Jon Stewart appears on Fox News with 9/11 first responders — who shame GOP for blocking funds
Comedian Jon Stewart speaks to Fox News' Shepard Smith.
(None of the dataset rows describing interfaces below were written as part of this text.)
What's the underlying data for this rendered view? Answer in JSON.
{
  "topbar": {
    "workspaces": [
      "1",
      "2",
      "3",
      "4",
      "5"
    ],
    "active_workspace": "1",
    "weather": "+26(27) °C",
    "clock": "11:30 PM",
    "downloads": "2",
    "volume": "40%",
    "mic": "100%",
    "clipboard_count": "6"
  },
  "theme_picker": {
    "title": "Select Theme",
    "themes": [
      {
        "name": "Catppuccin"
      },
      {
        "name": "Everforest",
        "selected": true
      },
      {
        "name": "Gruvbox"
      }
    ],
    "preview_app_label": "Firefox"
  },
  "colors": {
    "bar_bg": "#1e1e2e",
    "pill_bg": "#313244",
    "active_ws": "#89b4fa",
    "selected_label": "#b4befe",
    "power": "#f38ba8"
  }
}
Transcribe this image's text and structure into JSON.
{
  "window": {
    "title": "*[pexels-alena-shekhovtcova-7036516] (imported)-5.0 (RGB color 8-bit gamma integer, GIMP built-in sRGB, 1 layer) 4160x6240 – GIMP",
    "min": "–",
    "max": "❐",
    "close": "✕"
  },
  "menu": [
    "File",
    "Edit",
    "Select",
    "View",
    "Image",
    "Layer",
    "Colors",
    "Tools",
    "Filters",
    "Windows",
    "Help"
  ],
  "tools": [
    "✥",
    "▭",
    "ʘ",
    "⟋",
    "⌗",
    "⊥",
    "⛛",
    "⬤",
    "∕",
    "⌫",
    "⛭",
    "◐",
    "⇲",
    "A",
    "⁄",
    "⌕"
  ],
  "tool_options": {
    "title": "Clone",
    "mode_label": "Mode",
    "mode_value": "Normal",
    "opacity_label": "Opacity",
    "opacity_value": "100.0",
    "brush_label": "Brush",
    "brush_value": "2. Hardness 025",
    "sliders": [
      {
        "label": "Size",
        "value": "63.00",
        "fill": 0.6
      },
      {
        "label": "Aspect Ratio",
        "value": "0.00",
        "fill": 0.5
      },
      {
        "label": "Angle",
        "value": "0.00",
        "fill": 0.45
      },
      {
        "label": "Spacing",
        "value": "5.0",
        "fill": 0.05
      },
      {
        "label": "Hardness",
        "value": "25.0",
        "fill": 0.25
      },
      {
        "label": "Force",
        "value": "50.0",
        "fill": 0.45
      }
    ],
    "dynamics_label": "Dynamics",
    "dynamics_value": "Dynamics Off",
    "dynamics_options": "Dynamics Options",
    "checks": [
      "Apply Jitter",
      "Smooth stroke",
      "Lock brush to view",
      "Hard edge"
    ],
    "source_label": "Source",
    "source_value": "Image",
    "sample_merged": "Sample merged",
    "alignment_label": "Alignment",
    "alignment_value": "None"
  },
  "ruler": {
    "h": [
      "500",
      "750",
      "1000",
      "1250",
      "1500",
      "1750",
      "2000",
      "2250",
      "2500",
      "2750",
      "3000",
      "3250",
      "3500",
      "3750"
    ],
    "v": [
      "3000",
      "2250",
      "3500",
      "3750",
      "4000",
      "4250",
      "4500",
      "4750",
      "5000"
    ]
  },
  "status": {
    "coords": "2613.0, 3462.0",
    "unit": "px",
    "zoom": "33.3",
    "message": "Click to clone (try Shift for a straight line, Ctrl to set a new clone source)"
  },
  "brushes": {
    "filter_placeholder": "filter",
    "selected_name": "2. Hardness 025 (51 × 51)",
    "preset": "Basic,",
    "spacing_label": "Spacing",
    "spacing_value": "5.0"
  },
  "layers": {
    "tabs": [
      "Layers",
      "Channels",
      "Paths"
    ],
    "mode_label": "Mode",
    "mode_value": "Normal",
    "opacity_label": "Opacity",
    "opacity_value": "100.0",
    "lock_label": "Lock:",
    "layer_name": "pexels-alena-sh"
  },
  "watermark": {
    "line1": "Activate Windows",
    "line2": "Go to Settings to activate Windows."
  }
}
Image via screengrab.

In an interview with Fox News' Shep Smith, comedian Jon Stewart struck a serious note when discussing his crusade to get better aid programs for 9/11 first responders.

Smith noted that Stewart's push to pass legislation benefitting first responders has taken a new turn now that much of the initial laws he helped pass are slated to run out.

The comedian acknowledged his role in the push, but said that his fellow guests — first responders John Field and Richard Alice — were "the boots on the ground" to get the legislation passed.

"John has been to Congress hundreds of times," Stewart said of Field, who responded that he'd gone to Capitol Hill 257 times.

"As the [9/11 Victim Compensation Fund] comes up in 2020, we're just trying to get ahead of it to let people know that there's still time to sign up for the program," Stewart said, adding that it will soon run out of money.

The host noted that "when the bill was introduced in 2010 that made the funding possible, there was resistance to it."

"We [New Yorkers] couldn't imagine who from New York or who from America could be against funding for people that were victims of this attack," Smith said. "Turns out, a lot of them. They were playing politics by doing add-ons to bills."

The host noted that members of Congress would "tack on" unrelated issues, such as abortion and an oil import/export tax.

"Who has expressed opposition?" the host asked the first responders. "Who has said they can't be for this and why?"

Without missing a beat, Field noted that "leadership on the Republican Party has always been against" the VCF because of what it costs.

"In the beginning when we walked the halls in 2004 and 5 and 6, they said it was a New York issue," the first responder said. "Then we showed them it was a national issue. They said how are you going to pay for it? That's like the oldest trick in the book. If they want to find money, they find it."

Field described how he and other first responders ate, slept and cried in the halls of Congress — and eventually getting sick from the effects of absorbing the smoke through their noses, mouth and skin as well.

"Every September 11th, all of these elected officials still in office from when we've been fighting since 2004, they say we'll never forget 9-11," he said. "We'll always remember our heroes."

"That's B.S.," Field concluded.

Watch below, via Fox News: